Keratoconus is a condition in which the cornea assumes a
conical shape as a result of non-inflammatory thinning of the
The corneal thinning induces irregular astigmatism, myopia and
protrusion leading to mild to moderate impairment in the quality
It is a progressive disorder affecting both eyes although only
one eye may be affected initially.
Keratoconus has its onset at puberty and is progressive until
the third to fourth decade of life when it usually arrests.
It is most commonly an isolated condition, however many
diseases were reported to be associated with it, most importantly
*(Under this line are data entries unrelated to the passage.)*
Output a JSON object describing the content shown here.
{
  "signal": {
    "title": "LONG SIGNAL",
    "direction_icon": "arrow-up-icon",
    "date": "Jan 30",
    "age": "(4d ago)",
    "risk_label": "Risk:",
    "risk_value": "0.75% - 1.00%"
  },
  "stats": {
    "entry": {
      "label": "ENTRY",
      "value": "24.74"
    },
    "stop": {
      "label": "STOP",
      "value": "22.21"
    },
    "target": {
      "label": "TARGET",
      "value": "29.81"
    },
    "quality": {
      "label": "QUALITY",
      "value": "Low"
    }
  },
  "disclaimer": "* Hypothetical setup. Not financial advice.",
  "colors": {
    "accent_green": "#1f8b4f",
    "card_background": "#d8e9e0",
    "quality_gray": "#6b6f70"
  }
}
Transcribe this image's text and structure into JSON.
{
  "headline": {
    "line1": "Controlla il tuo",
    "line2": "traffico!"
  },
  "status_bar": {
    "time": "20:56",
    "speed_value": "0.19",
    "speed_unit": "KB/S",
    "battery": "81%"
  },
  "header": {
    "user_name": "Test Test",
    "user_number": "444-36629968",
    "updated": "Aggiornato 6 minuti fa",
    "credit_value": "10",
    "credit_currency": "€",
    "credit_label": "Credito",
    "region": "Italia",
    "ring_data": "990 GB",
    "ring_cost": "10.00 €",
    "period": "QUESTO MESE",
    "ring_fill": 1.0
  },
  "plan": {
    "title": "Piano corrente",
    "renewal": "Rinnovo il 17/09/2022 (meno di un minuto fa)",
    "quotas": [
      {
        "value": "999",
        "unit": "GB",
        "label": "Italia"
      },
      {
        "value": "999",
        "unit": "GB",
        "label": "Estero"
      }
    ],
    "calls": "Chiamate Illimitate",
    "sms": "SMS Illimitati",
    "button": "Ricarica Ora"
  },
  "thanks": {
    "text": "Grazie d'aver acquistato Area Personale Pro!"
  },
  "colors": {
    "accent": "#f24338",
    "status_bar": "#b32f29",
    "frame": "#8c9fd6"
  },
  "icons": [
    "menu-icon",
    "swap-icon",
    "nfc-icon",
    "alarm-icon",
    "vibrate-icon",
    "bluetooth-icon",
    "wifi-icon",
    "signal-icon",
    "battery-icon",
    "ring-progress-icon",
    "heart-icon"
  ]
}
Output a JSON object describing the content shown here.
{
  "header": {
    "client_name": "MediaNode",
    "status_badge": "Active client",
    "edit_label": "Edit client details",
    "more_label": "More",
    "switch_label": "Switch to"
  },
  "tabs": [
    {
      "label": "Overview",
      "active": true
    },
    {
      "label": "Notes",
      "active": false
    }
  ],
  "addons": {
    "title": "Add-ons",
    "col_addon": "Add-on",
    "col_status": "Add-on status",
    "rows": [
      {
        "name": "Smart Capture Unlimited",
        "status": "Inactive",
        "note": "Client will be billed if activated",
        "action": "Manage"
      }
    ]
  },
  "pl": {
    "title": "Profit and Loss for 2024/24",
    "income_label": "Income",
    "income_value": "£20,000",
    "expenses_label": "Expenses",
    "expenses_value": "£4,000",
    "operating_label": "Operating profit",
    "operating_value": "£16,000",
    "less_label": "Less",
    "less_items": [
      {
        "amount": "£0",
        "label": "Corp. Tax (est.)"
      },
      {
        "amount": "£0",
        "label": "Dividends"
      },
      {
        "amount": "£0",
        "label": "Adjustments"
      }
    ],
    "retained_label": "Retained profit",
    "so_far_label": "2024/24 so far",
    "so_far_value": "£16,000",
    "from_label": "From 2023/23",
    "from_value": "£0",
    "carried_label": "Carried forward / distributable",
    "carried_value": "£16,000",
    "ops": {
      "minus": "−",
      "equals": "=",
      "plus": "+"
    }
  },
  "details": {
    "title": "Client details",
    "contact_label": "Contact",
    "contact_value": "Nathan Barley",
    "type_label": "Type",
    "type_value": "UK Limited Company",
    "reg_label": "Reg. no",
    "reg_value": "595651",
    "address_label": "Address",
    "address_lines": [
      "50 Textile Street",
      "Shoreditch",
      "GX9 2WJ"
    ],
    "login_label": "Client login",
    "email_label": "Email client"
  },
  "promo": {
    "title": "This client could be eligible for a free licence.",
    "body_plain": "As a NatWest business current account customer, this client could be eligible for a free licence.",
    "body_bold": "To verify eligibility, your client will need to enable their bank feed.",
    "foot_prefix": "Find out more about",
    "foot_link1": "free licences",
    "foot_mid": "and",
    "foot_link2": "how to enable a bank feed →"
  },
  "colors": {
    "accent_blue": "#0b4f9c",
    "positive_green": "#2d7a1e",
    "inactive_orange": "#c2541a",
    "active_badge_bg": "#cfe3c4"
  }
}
Downís syndrome, Leberís congenital amaurosis and connective
Other conditions such as atopy, eye rubbing and hard contact
lenses have also been reported to be highly associated with this
SIGNS OF KERATOCONUS:
- External signs:
Munsonís sign: It is a V-shaped conformation of the
lower lid produced by the ectatic cornea in downgaze.
Rizuttiís sign: Is a sharply focused beam of light
near the nasal limbus, produced by lateral illumination of the
cornea in patients with advanced keratoconus.
- Slit-lamp findings:
- Stromal thinning (centrally or paracentrally, most commonly
- Posterior stress lines (Vogtís striae). These
are vertical lines in the deep
stroma and Descemetís membrane that parallel the axis of the
Iron line (Fleischerís ring)
Epithelial or subepithelial scarring
- Scissoring of the light reflex on retinoscopy.
- Keratometry findings:
- Distortion of the mire lines
- A documented increase in corneal curvature over time is a
sensitive indicator of keratoconus.
- Hydrops of the cornea:
Patients with advanced disease may occasionally present with a
sudden onset of visual loss associated with pain.
On slit-lamp examination, the conjunctiva may be injected and a
diffuse stromal opacity is noted in the cornea. This condition
referred to as hydrops is caused by breaks in
Descemetís membrane with stromal imbibition of aqueous through
The edema may persist for weeks or months, usually diminishing
gradually with relief of pain and resolution of the redness and
corneal edema ultimately being replaced by scarring.
The classical histopathologic features of keratoconus consist
of a triad that includes thinning of the corneal stroma, breaks in
Bowmanís layer and deposition of iron in the nasal layers of the
Depending on the stage of the disease, every layer and tissue
of the cornea can however become involved in the pathological
Descemetís membrane is rarely affected except for breaks seen
in acute hydrops.
The endothelium is usually normal.
The management of keratoconus varies depending on the state of
progression of the disease. In early cases, spectacles may provide
adequate visual correction but because they do not conform to the
unusual shape of the cornea and the resultant induced irregular
astigmatism, contact lenses provide better correction.
Contact lenses represent the treatment of choice in 90% of
Penetrating keratoplasty is the most successful surgical option
for keratoconus patients who cannot tolerate contact lenses or who
are not adequately rehabilitated by them.
A patient with keratoconus has an approximately 10-20% chance
over his/her lifetime of needing a corneal transplant.
Patients whose best corrected spectacle visual acuity is 20/40
or worse should be offered corneal transplants instead of contact
There is a 50% chance that after a penetrating keratoplasty,
patients may still need contact lenses either because of residual
myopia or post-PK astigmatism.
Keratoconus (either frank or latent) is an absolute
contraindication for keratorefractive surgery.